Love Alarm Season Two Review

Alison Ely, Web-assistant

     Love Alarm came back this month, expecting success and high hopes from their first season. Season two of the fantasy romance drama was released with returning stars Kim So-hyun, Song Kang and Jung Ga-ram. It’s stunning videography and slow build on the characters caught the attention of many people. 

Based on the webtoon by Chon Kye-young, the show is centered around the premise of the ‘Love Alarm’ app, which will ring if someone who likes you comes within a 10-metre range and has installed and turned on the app. 

           Stretched out to eight episodes through a love triangle, Love Alarm was a familiar, but fresh, easy-going and slickly produced confection that had  the usual themes of a K-drama romance, but fewer characters and a bit less downtime.
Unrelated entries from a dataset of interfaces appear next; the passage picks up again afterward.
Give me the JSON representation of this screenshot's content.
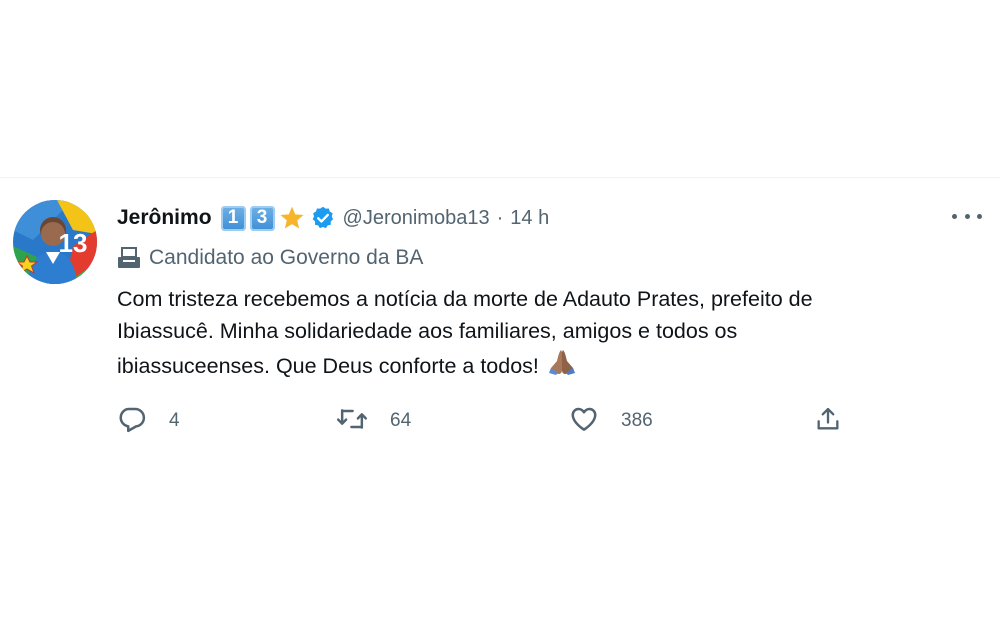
{
  "tweet": {
    "author_name": "Jerônimo",
    "badges": [
      "1",
      "3"
    ],
    "handle": "@Jeronimoba13",
    "separator": "·",
    "time": "14 h",
    "label": "Candidato ao Governo da BA",
    "text_lines": [
      "Com tristeza recebemos a notícia da morte de Adauto Prates, prefeito de",
      "Ibiassucê. Minha solidariedade aos familiares, amigos e todos os",
      "ibiassuceenses. Que Deus conforte a todos!"
    ],
    "avatar_number": "13",
    "icons": {
      "star": "star-emoji-icon",
      "verified": "verified-badge-icon",
      "more": "more-icon",
      "label": "ballot-box-icon",
      "pray": "folded-hands-emoji-icon"
    }
  },
  "actions": {
    "replies": "4",
    "retweets": "64",
    "likes": "386"
  },
  "colors": {
    "text": "#0f1419",
    "secondary": "#536471",
    "verified": "#1d9bf0",
    "divider": "#eff3f4"
  }
}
The first season focused on high school student Jojo (Kim So-hyun), an orphan who works two jobs and lives with her aunt and cousin, classmate Park Gul-mi (Go Min-si). We then are introduced to Hye-young (Jung Ga-ram) who has a crush on her, but model Sun-oh (Song Kang), his best friend also has feelings for this girl. 

      The show continued for years after high school, showing much more mature characters throughout the episodes. The series has a Black Mirror vibe, where artificial intelligence becomes an extension of a human being, rather than a utility. The plot itself is wisely middling on the subject, giving an on-the-fence narrative of technology making our decisions. These themes affect relationships, not only the ones including Jojo. The heart is no longer something with unplummetable depths and emotions; instead, it’s totally predictable, quantifiable, and mathematical. This leads a love triangle to appear attempting to answer questions from the previous season. Even after high school Sun-oh is still looking for answers while Jojo decides to date Hye-young, trying to convince him and herself that she truly loves him. Their connection can be seen well as Jojo seems to be content and truly cares for him. Things do seem to waver when she can’t ring his love alarm, making them both pretend not to care about it. 
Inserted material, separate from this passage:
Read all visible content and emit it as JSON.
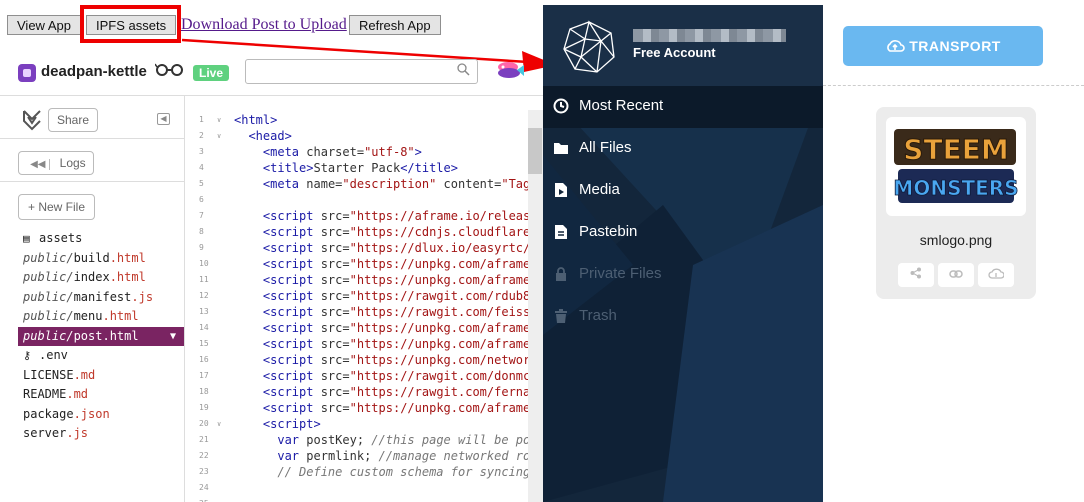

   The show Itself had great acting and connections between certain characters. It’s pace was slow but for that reason the story builds nicely. The writers did this on purpose making the story also explore companionship. I do think there were some choices that could have improved or guaranteed for a third season. Looking into the chemistry of Sun-ho and Jojo, even after high school it was still noticeable on screen. They could have at least put more focus on that, instead of only just lightly touching on it. Side stories that were included didn’t have as much affect to the plot with how little they were shown. It seemed with the way this show was put together that it wasn’t a priority. Most only had a few minutes of run time, or put in at times that didn’t make sense. Even though there were some disappointments I did like Love Alarms message and ideas. 
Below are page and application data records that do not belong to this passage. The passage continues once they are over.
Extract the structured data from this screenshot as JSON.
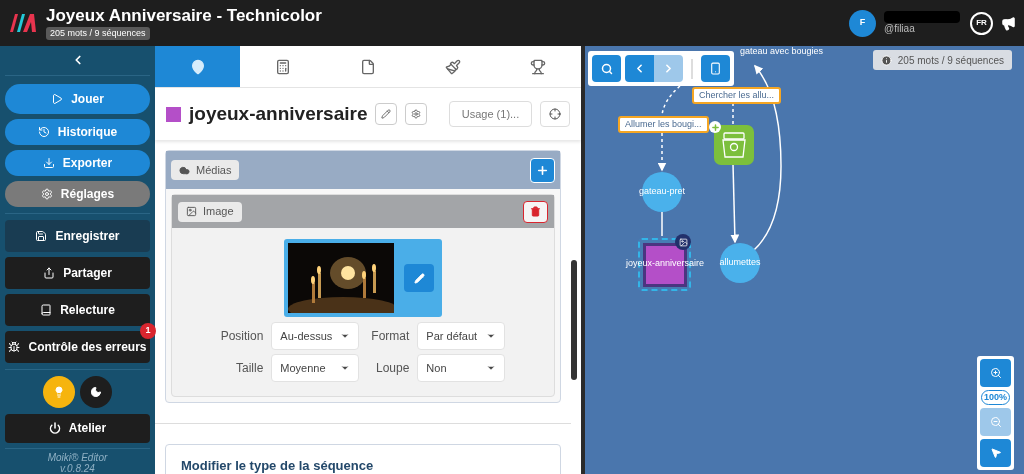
{
  "header": {
    "title": "Joyeux Anniversaire - Technicolor",
    "stats": "205 mots / 9 séquences",
    "user": {
      "initial": "F",
      "handle": "@filiaa"
    },
    "language": "FR"
  },
  "sidebar": {
    "buttons": [
      {
        "label": "Jouer",
        "kind": "primary",
        "disabled": false
      },
      {
        "label": "Historique",
        "kind": "primary",
        "disabled": false
      },
      {
        "label": "Exporter",
        "kind": "primary",
        "disabled": false
      },
      {
        "label": "Réglages",
        "kind": "secondary",
        "disabled": false
      },
      {
        "label": "Enregistrer",
        "kind": "dark",
        "disabled": true
      },
      {
        "label": "Partager",
        "kind": "dark",
        "disabled": false
      },
      {
        "label": "Relecture",
        "kind": "dark",
        "disabled": false
      },
      {
        "label": "Contrôle des erreurs",
        "kind": "dark",
        "disabled": false,
        "badge": "1"
      }
    ],
    "theme": [
      {
        "selected": true
      },
      {
        "selected": false
      }
    ],
    "workshop": "Atelier",
    "version": [
      "Moiki® Editor",
      "v.0.8.24"
    ]
  },
  "editor": {
    "tabs": [
      {
        "selected": true
      },
      {
        "selected": false
      },
      {
        "selected": false
      },
      {
        "selected": false
      },
      {
        "selected": false
      }
    ],
    "sequence": {
      "name": "joyeux-anniversaire",
      "color": "#b44fc8",
      "usage": "Usage (1)..."
    },
    "media": {
      "title": "Médias",
      "item": {
        "title": "Image",
        "fields": [
          {
            "label": "Position",
            "value": "Au-dessus"
          },
          {
            "label": "Format",
            "value": "Par défaut"
          },
          {
            "label": "Taille",
            "value": "Moyenne"
          },
          {
            "label": "Loupe",
            "value": "Non"
          }
        ]
      }
    },
    "section": "Modifier le type de la séquence"
  },
  "graph": {
    "stats": "205 mots / 9 séquences",
    "top_node": "gateau avec bougies",
    "choices": [
      "Allumer les bougi...",
      "Chercher les allu..."
    ],
    "nodes": [
      {
        "label": "gateau-pret",
        "kind": "circle",
        "selected": false
      },
      {
        "label": "joyeux-anniversaire",
        "kind": "square",
        "selected": true
      },
      {
        "label": "allumettes",
        "kind": "circle",
        "selected": false
      }
    ],
    "zoom": "100%"
  }
}
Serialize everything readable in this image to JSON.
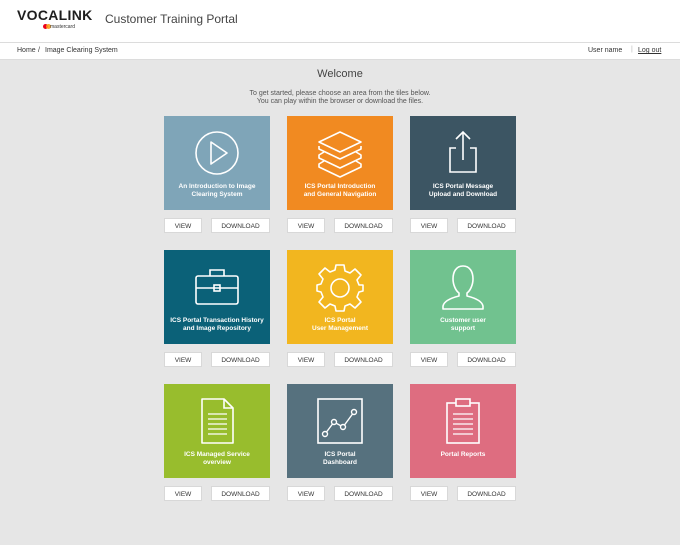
{
  "header": {
    "logo_text": "VOCALINK",
    "logo_sub": "mastercard",
    "portal_title": "Customer Training Portal"
  },
  "breadcrumb": {
    "home": "Home",
    "separator": "/",
    "current": "Image Clearing System"
  },
  "user": {
    "name": "User name",
    "separator": "|",
    "logout": "Log out"
  },
  "main": {
    "welcome": "Welcome",
    "intro_line1": "To get started, please choose an area from the tiles below.",
    "intro_line2": "You can play within the browser or download the files."
  },
  "buttons": {
    "view": "VIEW",
    "download": "DOWNLOAD"
  },
  "tiles": [
    {
      "line1": "An Introduction to Image",
      "line2": "Clearing System",
      "icon": "play-icon",
      "color": "#7fa5b8"
    },
    {
      "line1": "ICS Portal Introduction",
      "line2": "and General Navigation",
      "icon": "layers-icon",
      "color": "#f18a21"
    },
    {
      "line1": "ICS Portal Message",
      "line2": "Upload and Download",
      "icon": "upload-icon",
      "color": "#3c5563"
    },
    {
      "line1": "ICS Portal Transaction History",
      "line2": "and Image Repository",
      "icon": "briefcase-icon",
      "color": "#0b6178"
    },
    {
      "line1": "ICS Portal",
      "line2": "User Management",
      "icon": "gear-icon",
      "color": "#f2b61f"
    },
    {
      "line1": "Customer user",
      "line2": "support",
      "icon": "user-icon",
      "color": "#71c28f"
    },
    {
      "line1": "ICS Managed Service",
      "line2": "overview",
      "icon": "document-icon",
      "color": "#98bd2d"
    },
    {
      "line1": "ICS Portal",
      "line2": "Dashboard",
      "icon": "chart-icon",
      "color": "#56717e"
    },
    {
      "line1": "",
      "line2": "Portal Reports",
      "icon": "clipboard-icon",
      "color": "#de6d80"
    }
  ]
}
   The series opens four years later, we see Sun-oh and Hye- young still bitter over the fight between jojo. Ever since their teenage days things have become tense for them, adulthood raising the tensions. This leads to Sun-ho and Hye-young drifting apart due to the given situation.  In the first season we see the boys rely on each other almost like brothers. In reality the second season needs to continue answering the questions that were left for us. The main characters are very likable to their viewers, which makes this hard. The series purposely confuses the audience with plenty of mixed feelings coming from the storyline.

   In the end Love Alarm had new ideas and themes apart from cliché shows, but also had room for improvement. It went into death of unanswered questions from the previous season, but also made confusing twists.